• [EXTRACTED INFORMATION]
***

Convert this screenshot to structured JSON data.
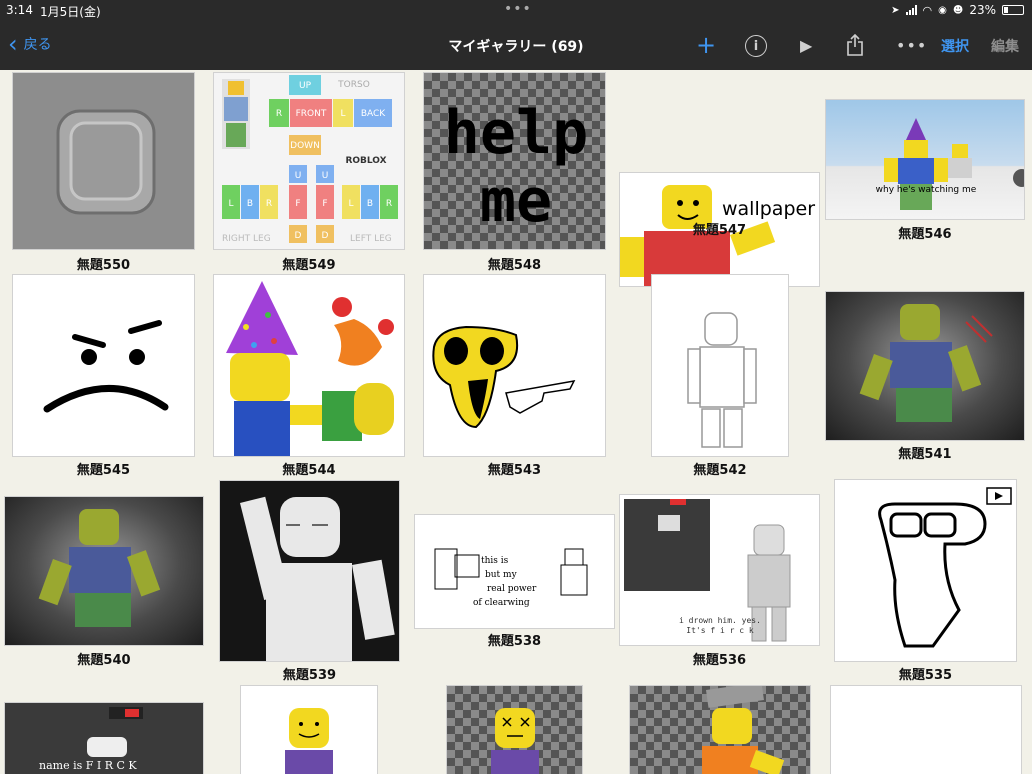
{
  "status_bar": {
    "time": "3:14",
    "date": "1月5日(金)",
    "battery": "23%"
  },
  "nav": {
    "back_label": "戻る",
    "title": "マイギャラリー (69)",
    "select_label": "選択",
    "edit_label": "編集"
  },
  "gallery": {
    "items": [
      {
        "title": "無題550"
      },
      {
        "title": "無題549",
        "art_text": [
          "UP",
          "TORSO",
          "R",
          "FRONT",
          "L",
          "BACK",
          "DOWN",
          "ROBLOX",
          "U",
          "U",
          "L",
          "B",
          "R",
          "F",
          "F",
          "L",
          "B",
          "R",
          "D",
          "D",
          "RIGHT LEG",
          "LEFT LEG"
        ]
      },
      {
        "title": "無題548",
        "art_text": [
          "help",
          "me"
        ]
      },
      {
        "title": "無題547",
        "art_text": [
          "wallpaper"
        ]
      },
      {
        "title": "無題546",
        "art_text": [
          "why he's watching me"
        ]
      },
      {
        "title": "無題545"
      },
      {
        "title": "無題544"
      },
      {
        "title": "無題543"
      },
      {
        "title": "無題542"
      },
      {
        "title": "無題541"
      },
      {
        "title": "無題540"
      },
      {
        "title": "無題539"
      },
      {
        "title": "無題538",
        "art_text": [
          "this is",
          "but my",
          "real power",
          "of clearwing"
        ]
      },
      {
        "title": "無題536",
        "art_text": [
          "i drown him. yes.",
          "It's f i r c k"
        ]
      },
      {
        "title": "無題535"
      },
      {
        "title": "",
        "art_text": [
          "name is F I R C K"
        ]
      },
      {
        "title": ""
      },
      {
        "title": ""
      },
      {
        "title": ""
      },
      {
        "title": ""
      }
    ]
  }
}
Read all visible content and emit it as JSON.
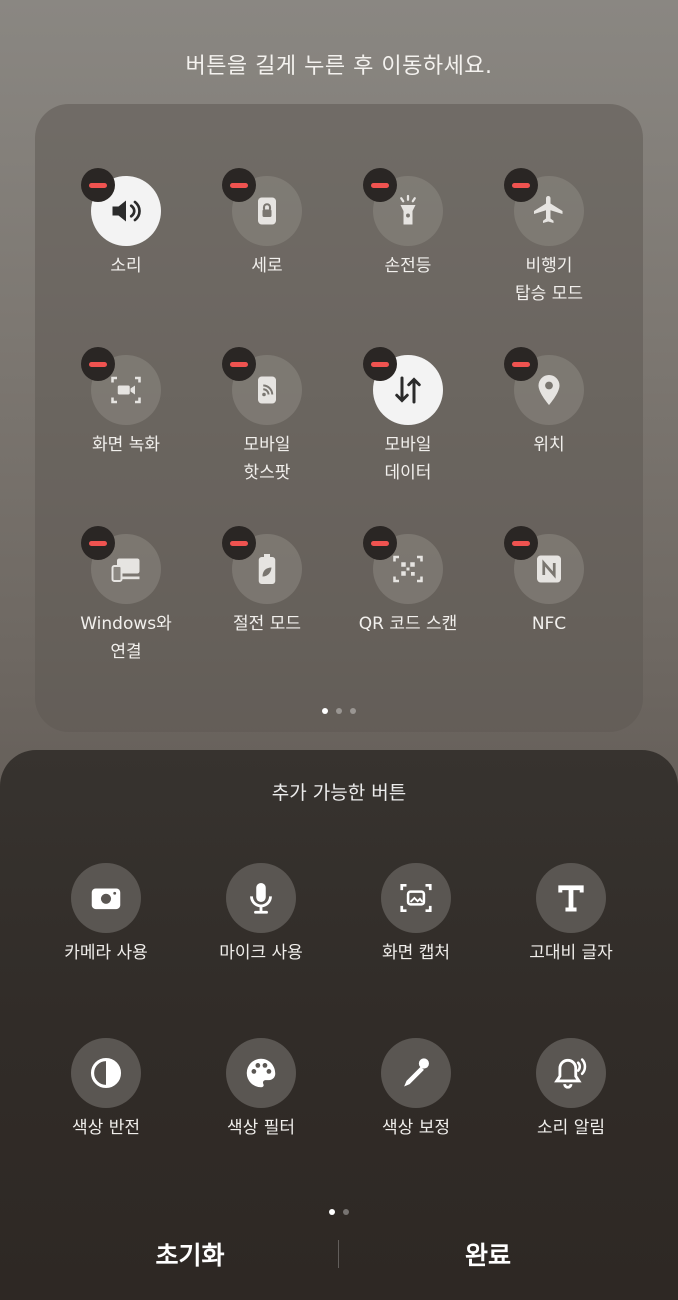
{
  "instruction": "버튼을 길게 누른 후 이동하세요.",
  "active_buttons": [
    {
      "label": "소리",
      "icon": "volume-icon",
      "on": true
    },
    {
      "label": "세로",
      "icon": "portrait-lock-icon",
      "on": false
    },
    {
      "label": "손전등",
      "icon": "flashlight-icon",
      "on": false
    },
    {
      "label": "비행기\n탑승 모드",
      "icon": "airplane-icon",
      "on": false
    },
    {
      "label": "화면 녹화",
      "icon": "screen-record-icon",
      "on": false
    },
    {
      "label": "모바일\n핫스팟",
      "icon": "hotspot-icon",
      "on": false
    },
    {
      "label": "모바일\n데이터",
      "icon": "mobile-data-icon",
      "on": true
    },
    {
      "label": "위치",
      "icon": "location-icon",
      "on": false
    },
    {
      "label": "Windows와\n연결",
      "icon": "link-to-windows-icon",
      "on": false
    },
    {
      "label": "절전 모드",
      "icon": "power-saving-icon",
      "on": false
    },
    {
      "label": "QR 코드 스캔",
      "icon": "qr-scan-icon",
      "on": false
    },
    {
      "label": "NFC",
      "icon": "nfc-icon",
      "on": false
    }
  ],
  "active_pages": {
    "count": 3,
    "current": 0
  },
  "available_title": "추가 가능한 버튼",
  "available_buttons": [
    {
      "label": "카메라 사용",
      "icon": "camera-icon"
    },
    {
      "label": "마이크 사용",
      "icon": "microphone-icon"
    },
    {
      "label": "화면 캡처",
      "icon": "screen-capture-icon"
    },
    {
      "label": "고대비 글자",
      "icon": "high-contrast-font-icon"
    },
    {
      "label": "색상 반전",
      "icon": "color-inversion-icon"
    },
    {
      "label": "색상 필터",
      "icon": "color-filter-icon"
    },
    {
      "label": "색상 보정",
      "icon": "color-correction-icon"
    },
    {
      "label": "소리 알림",
      "icon": "sound-notification-icon"
    }
  ],
  "available_pages": {
    "count": 2,
    "current": 0
  },
  "footer": {
    "reset_label": "초기화",
    "done_label": "완료"
  },
  "colors": {
    "remove_badge": "#ef5350",
    "active_tile": "#f3f3f3"
  }
}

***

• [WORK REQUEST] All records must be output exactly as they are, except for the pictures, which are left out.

• [OUTPUT OF THE EXERCISE]
Convert this screenshot to structured JSON data.
{
  "status_bar": {
    "time": "3:14",
    "date": "1月5日(金)",
    "battery": "23%"
  },
  "nav": {
    "back_label": "戻る",
    "title": "マイギャラリー (69)",
    "select_label": "選択",
    "edit_label": "編集"
  },
  "gallery": {
    "items": [
      {
        "title": "無題550"
      },
      {
        "title": "無題549",
        "art_text": [
          "UP",
          "TORSO",
          "R",
          "FRONT",
          "L",
          "BACK",
          "DOWN",
          "ROBLOX",
          "U",
          "U",
          "L",
          "B",
          "R",
          "F",
          "F",
          "L",
          "B",
          "R",
          "D",
          "D",
          "RIGHT LEG",
          "LEFT LEG"
        ]
      },
      {
        "title": "無題548",
        "art_text": [
          "help",
          "me"
        ]
      },
      {
        "title": "無題547",
        "art_text": [
          "wallpaper"
        ]
      },
      {
        "title": "無題546",
        "art_text": [
          "why he's watching me"
        ]
      },
      {
        "title": "無題545"
      },
      {
        "title": "無題544"
      },
      {
        "title": "無題543"
      },
      {
        "title": "無題542"
      },
      {
        "title": "無題541"
      },
      {
        "title": "無題540"
      },
      {
        "title": "無題539"
      },
      {
        "title": "無題538",
        "art_text": [
          "this is",
          "but my",
          "real power",
          "of clearwing"
        ]
      },
      {
        "title": "無題536",
        "art_text": [
          "i drown him. yes.",
          "It's f i r c k"
        ]
      },
      {
        "title": "無題535"
      },
      {
        "title": "",
        "art_text": [
          "name is F I R C K"
        ]
      },
      {
        "title": ""
      },
      {
        "title": ""
      },
      {
        "title": ""
      },
      {
        "title": ""
      }
    ]
  }
}
Read all visible content and emit it as JSON.
{
  "instruction": "버튼을 길게 누른 후 이동하세요.",
  "active_buttons": [
    {
      "label": "소리",
      "icon": "volume-icon",
      "on": true
    },
    {
      "label": "세로",
      "icon": "portrait-lock-icon",
      "on": false
    },
    {
      "label": "손전등",
      "icon": "flashlight-icon",
      "on": false
    },
    {
      "label": "비행기\n탑승 모드",
      "icon": "airplane-icon",
      "on": false
    },
    {
      "label": "화면 녹화",
      "icon": "screen-record-icon",
      "on": false
    },
    {
      "label": "모바일\n핫스팟",
      "icon": "hotspot-icon",
      "on": false
    },
    {
      "label": "모바일\n데이터",
      "icon": "mobile-data-icon",
      "on": true
    },
    {
      "label": "위치",
      "icon": "location-icon",
      "on": false
    },
    {
      "label": "Windows와\n연결",
      "icon": "link-to-windows-icon",
      "on": false
    },
    {
      "label": "절전 모드",
      "icon": "power-saving-icon",
      "on": false
    },
    {
      "label": "QR 코드 스캔",
      "icon": "qr-scan-icon",
      "on": false
    },
    {
      "label": "NFC",
      "icon": "nfc-icon",
      "on": false
    }
  ],
  "active_pages": {
    "count": 3,
    "current": 0
  },
  "available_title": "추가 가능한 버튼",
  "available_buttons": [
    {
      "label": "카메라 사용",
      "icon": "camera-icon"
    },
    {
      "label": "마이크 사용",
      "icon": "microphone-icon"
    },
    {
      "label": "화면 캡처",
      "icon": "screen-capture-icon"
    },
    {
      "label": "고대비 글자",
      "icon": "high-contrast-font-icon"
    },
    {
      "label": "색상 반전",
      "icon": "color-inversion-icon"
    },
    {
      "label": "색상 필터",
      "icon": "color-filter-icon"
    },
    {
      "label": "색상 보정",
      "icon": "color-correction-icon"
    },
    {
      "label": "소리 알림",
      "icon": "sound-notification-icon"
    }
  ],
  "available_pages": {
    "count": 2,
    "current": 0
  },
  "footer": {
    "reset_label": "초기화",
    "done_label": "완료"
  },
  "colors": {
    "remove_badge": "#ef5350",
    "active_tile": "#f3f3f3"
  }
}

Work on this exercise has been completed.